P.S.: You need better photos. It says a lot about your pieces that their beauty shows through anyway.
[Posted at 5:48 pm on August 26, 2008 by John]
I think that would be a great idea! I can’t believe that I never thought of that myself, though I did give some thought to putting my artwork on my cheques.
I’m so grateful for your opinion about my work and the image I’m trying to project; without a formal education in graphic design or fine arts, I have to rely on my pieces to speak for themselves. I agree that I’m going to need better photos—especially if they’re going to be published. A digital camera is a definitely a must-have for artists and crafters, and it’s currently on my wish list.
[Posted at 5:35 pm on August 27, 2008 by Angela]
For Web work and desktop output, a $200 point-and-shoot camera is just fine. Two or three megapixels are plenty. For book-quality photos, you should have an SLR camera. I can recommend the Nikon D40, which on Amazon is about $500 with its standard lens. It’s excellent.
Buy a small tripod. You can probably find one for $25 at Target.
Turn off the flash.
Shoot against a solid, not patterned, background. White or neutral is best. I suggest shooting an entire collection on the same background. This can vary. Your artistic eye will know best.
Whenever possible, shoot in soft, ambient outdoor light, the kind you’d get through a north-facing window. Avoid direct sun, which makes harsh shadows. Avoid artificial light if you can.
If you must shoot in artificial light, set your camera to “fluorescent” or “incandescent” or whatever you’re using. This will help keep the colors true.

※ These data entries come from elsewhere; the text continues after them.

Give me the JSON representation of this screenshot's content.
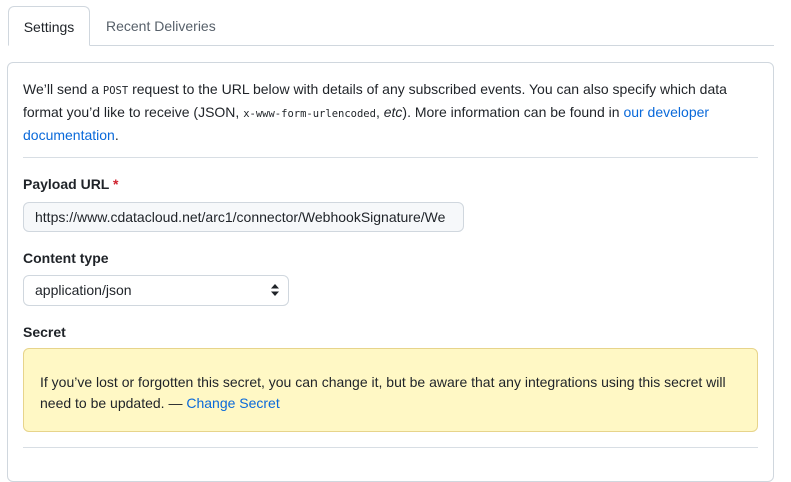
{
  "tabs": {
    "settings": "Settings",
    "recent_deliveries": "Recent Deliveries"
  },
  "intro": {
    "part1": "We’ll send a ",
    "code_post": "POST",
    "part2": " request to the URL below with details of any subscribed events. You can also specify which data format you’d like to receive (JSON, ",
    "code_form": "x-www-form-urlencoded",
    "part3": ", ",
    "etc": "etc",
    "part4": "). More information can be found in ",
    "link": "our developer documentation",
    "part5": "."
  },
  "payload_url": {
    "label": "Payload URL",
    "required_mark": "*",
    "value": "https://www.cdatacloud.net/arc1/connector/WebhookSignature/We"
  },
  "content_type": {
    "label": "Content type",
    "selected": "application/json"
  },
  "secret": {
    "label": "Secret",
    "notice": "If you’ve lost or forgotten this secret, you can change it, but be aware that any integrations using this secret will need to be updated. — ",
    "change_link": "Change Secret"
  },
  "colors": {
    "link": "#0969da",
    "required": "#cf222e",
    "flash_bg": "#fff8c5",
    "flash_border": "#e7d48b",
    "border": "#d0d7de"
  }
}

Pose your piece against its background. Set your camera on its tripod. Make sure it’s focusing on your piece. Steady finger, then shoot. If you’re indoors at night, the no-flash exposure will be too long to hold your finger steady, so set the camera’s automatic timer, and let it take its own picture. An SLR camera will come with a remote shutter release.
You’ll do great.
[Posted at 6:18 pm on August 27, 2008 by John]
You still need the price tags and labels that your retailer wanted, so here’s a suggestion that’s easy to do. Each art piece gets two tags—one price and one label. Size is 3/4″ x 1-1/4″, give or take. The tag with the price gets removed. The other says “Angela Lantain original” and remains with the piece when it’s sold.
Along the edge of each tag is a tiny palette of colors that are eyedroppered from the art piece. The colors are unique to the individual piece. If two dozen pieces are on display, the customer will see two dozen different color palettes, but otherwise the tags look alike. It makes a distinctive Lantain “brand,” and you can print them yourself—at least until you’re rich and famous!
See what you think.
[Posted at 4:46 pm on September 12, 2008 by John]
The pictures look just great! I especially like the colour palette idea; customers would be better able to choose suitable colours for frames and mats to display the pieces. Thanks for all your help!
[Posted at 5:41 pm on September 12, 2008 by Angela]